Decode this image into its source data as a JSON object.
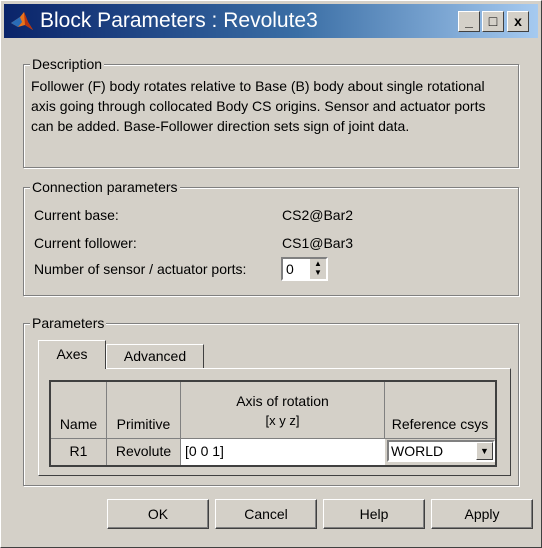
{
  "window": {
    "title": "Block Parameters : Revolute3",
    "controls": {
      "minimize": "_",
      "maximize": "□",
      "close": "x"
    }
  },
  "description": {
    "legend": "Description",
    "text": "Follower (F) body rotates relative to Base (B) body about single rotational axis going through collocated Body CS origins. Sensor and actuator ports can be added. Base-Follower direction sets sign of joint data."
  },
  "connection": {
    "legend": "Connection parameters",
    "current_base_label": "Current base:",
    "current_base_value": "CS2@Bar2",
    "current_follower_label": "Current follower:",
    "current_follower_value": "CS1@Bar3",
    "ports_label": "Number of sensor / actuator ports:",
    "ports_value": "0"
  },
  "parameters": {
    "legend": "Parameters",
    "tabs": [
      "Axes",
      "Advanced"
    ],
    "active_tab": "Axes",
    "table": {
      "headers": [
        "Name",
        "Primitive",
        "Axis of rotation",
        "[x y z]",
        "Reference csys"
      ],
      "rows": [
        {
          "name": "R1",
          "primitive": "Revolute",
          "axis": "[0 0 1]",
          "csys": "WORLD"
        }
      ]
    }
  },
  "buttons": {
    "ok": "OK",
    "cancel": "Cancel",
    "help": "Help",
    "apply": "Apply"
  }
}
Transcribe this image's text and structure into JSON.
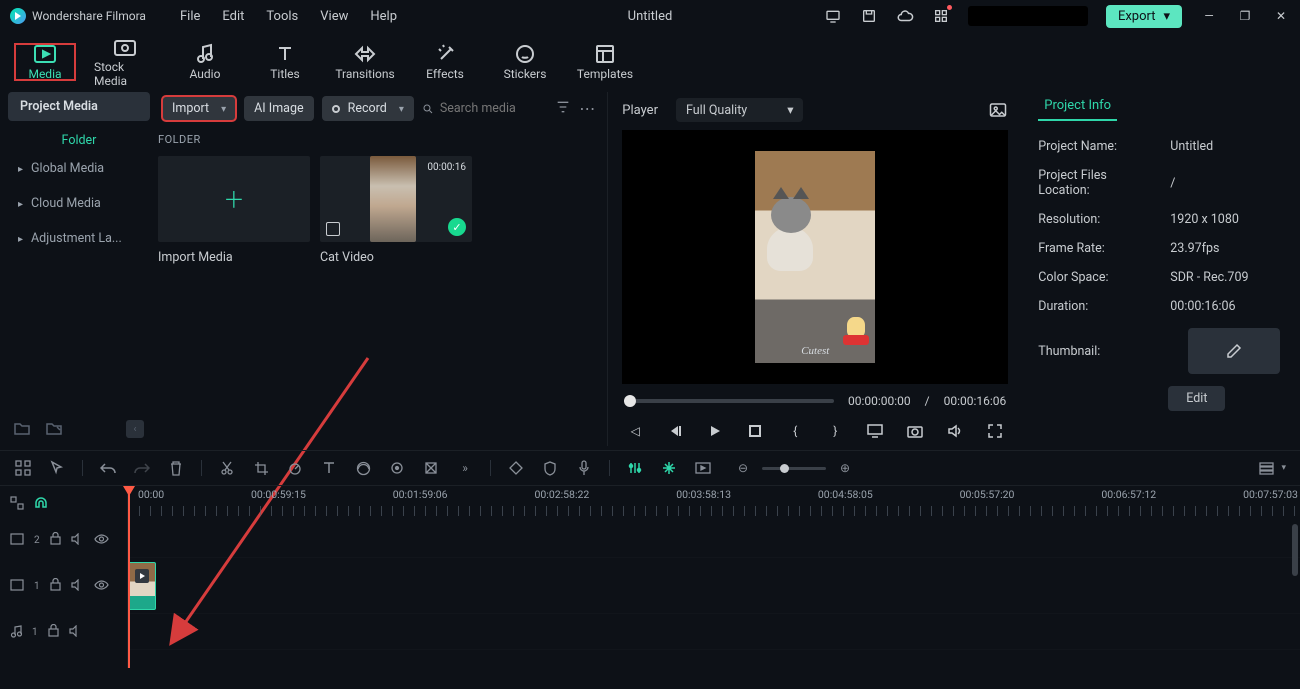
{
  "app": {
    "name": "Wondershare Filmora",
    "document_title": "Untitled"
  },
  "menu": [
    "File",
    "Edit",
    "Tools",
    "View",
    "Help"
  ],
  "export_label": "Export",
  "toptabs": [
    {
      "id": "media",
      "label": "Media"
    },
    {
      "id": "stock",
      "label": "Stock Media"
    },
    {
      "id": "audio",
      "label": "Audio"
    },
    {
      "id": "titles",
      "label": "Titles"
    },
    {
      "id": "transitions",
      "label": "Transitions"
    },
    {
      "id": "effects",
      "label": "Effects"
    },
    {
      "id": "stickers",
      "label": "Stickers"
    },
    {
      "id": "templates",
      "label": "Templates"
    }
  ],
  "sidebar": {
    "heading": "Project Media",
    "folder_link": "Folder",
    "items": [
      "Global Media",
      "Cloud Media",
      "Adjustment La..."
    ]
  },
  "media_toolbar": {
    "import": "Import",
    "ai_image": "AI Image",
    "record": "Record",
    "search_placeholder": "Search media"
  },
  "folder_section_label": "FOLDER",
  "thumbs": {
    "import_media": "Import Media",
    "cat_video": {
      "label": "Cat Video",
      "duration": "00:00:16"
    }
  },
  "preview": {
    "player_label": "Player",
    "quality": "Full Quality",
    "caption": "Cutest",
    "current": "00:00:00:00",
    "divider": "/",
    "total": "00:00:16:06"
  },
  "project_info": {
    "tab": "Project Info",
    "fields": {
      "name": {
        "k": "Project Name:",
        "v": "Untitled"
      },
      "location": {
        "k": "Project Files Location:",
        "v": "/"
      },
      "res": {
        "k": "Resolution:",
        "v": "1920 x 1080"
      },
      "fps": {
        "k": "Frame Rate:",
        "v": "23.97fps"
      },
      "cs": {
        "k": "Color Space:",
        "v": "SDR - Rec.709"
      },
      "dur": {
        "k": "Duration:",
        "v": "00:00:16:06"
      },
      "thumb": {
        "k": "Thumbnail:"
      }
    },
    "edit": "Edit"
  },
  "ruler": [
    "00:00",
    "00:00:59:15",
    "00:01:59:06",
    "00:02:58:22",
    "00:03:58:13",
    "00:04:58:05",
    "00:05:57:20",
    "00:06:57:12",
    "00:07:57:03"
  ]
}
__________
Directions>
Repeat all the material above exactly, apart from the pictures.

Result>
Decode this image into its source data as a JSON object.
{
  "window": {
    "title": "Block Parameters : Revolute3",
    "controls": {
      "minimize": "_",
      "maximize": "□",
      "close": "x"
    }
  },
  "description": {
    "legend": "Description",
    "text": "Follower (F) body rotates relative to Base (B) body about single rotational axis going through collocated Body CS origins. Sensor and actuator ports can be added. Base-Follower direction sets sign of joint data."
  },
  "connection": {
    "legend": "Connection parameters",
    "current_base_label": "Current base:",
    "current_base_value": "CS2@Bar2",
    "current_follower_label": "Current follower:",
    "current_follower_value": "CS1@Bar3",
    "ports_label": "Number of sensor / actuator ports:",
    "ports_value": "0"
  },
  "parameters": {
    "legend": "Parameters",
    "tabs": [
      "Axes",
      "Advanced"
    ],
    "active_tab": "Axes",
    "table": {
      "headers": [
        "Name",
        "Primitive",
        "Axis of rotation",
        "[x y z]",
        "Reference csys"
      ],
      "rows": [
        {
          "name": "R1",
          "primitive": "Revolute",
          "axis": "[0 0 1]",
          "csys": "WORLD"
        }
      ]
    }
  },
  "buttons": {
    "ok": "OK",
    "cancel": "Cancel",
    "help": "Help",
    "apply": "Apply"
  }
}
Transcribe this image's text and structure into JSON.
{
  "app": {
    "name": "Wondershare Filmora",
    "document_title": "Untitled"
  },
  "menu": [
    "File",
    "Edit",
    "Tools",
    "View",
    "Help"
  ],
  "export_label": "Export",
  "toptabs": [
    {
      "id": "media",
      "label": "Media"
    },
    {
      "id": "stock",
      "label": "Stock Media"
    },
    {
      "id": "audio",
      "label": "Audio"
    },
    {
      "id": "titles",
      "label": "Titles"
    },
    {
      "id": "transitions",
      "label": "Transitions"
    },
    {
      "id": "effects",
      "label": "Effects"
    },
    {
      "id": "stickers",
      "label": "Stickers"
    },
    {
      "id": "templates",
      "label": "Templates"
    }
  ],
  "sidebar": {
    "heading": "Project Media",
    "folder_link": "Folder",
    "items": [
      "Global Media",
      "Cloud Media",
      "Adjustment La..."
    ]
  },
  "media_toolbar": {
    "import": "Import",
    "ai_image": "AI Image",
    "record": "Record",
    "search_placeholder": "Search media"
  },
  "folder_section_label": "FOLDER",
  "thumbs": {
    "import_media": "Import Media",
    "cat_video": {
      "label": "Cat Video",
      "duration": "00:00:16"
    }
  },
  "preview": {
    "player_label": "Player",
    "quality": "Full Quality",
    "caption": "Cutest",
    "current": "00:00:00:00",
    "divider": "/",
    "total": "00:00:16:06"
  },
  "project_info": {
    "tab": "Project Info",
    "fields": {
      "name": {
        "k": "Project Name:",
        "v": "Untitled"
      },
      "location": {
        "k": "Project Files Location:",
        "v": "/"
      },
      "res": {
        "k": "Resolution:",
        "v": "1920 x 1080"
      },
      "fps": {
        "k": "Frame Rate:",
        "v": "23.97fps"
      },
      "cs": {
        "k": "Color Space:",
        "v": "SDR - Rec.709"
      },
      "dur": {
        "k": "Duration:",
        "v": "00:00:16:06"
      },
      "thumb": {
        "k": "Thumbnail:"
      }
    },
    "edit": "Edit"
  },
  "ruler": [
    "00:00",
    "00:00:59:15",
    "00:01:59:06",
    "00:02:58:22",
    "00:03:58:13",
    "00:04:58:05",
    "00:05:57:20",
    "00:06:57:12",
    "00:07:57:03"
  ]
}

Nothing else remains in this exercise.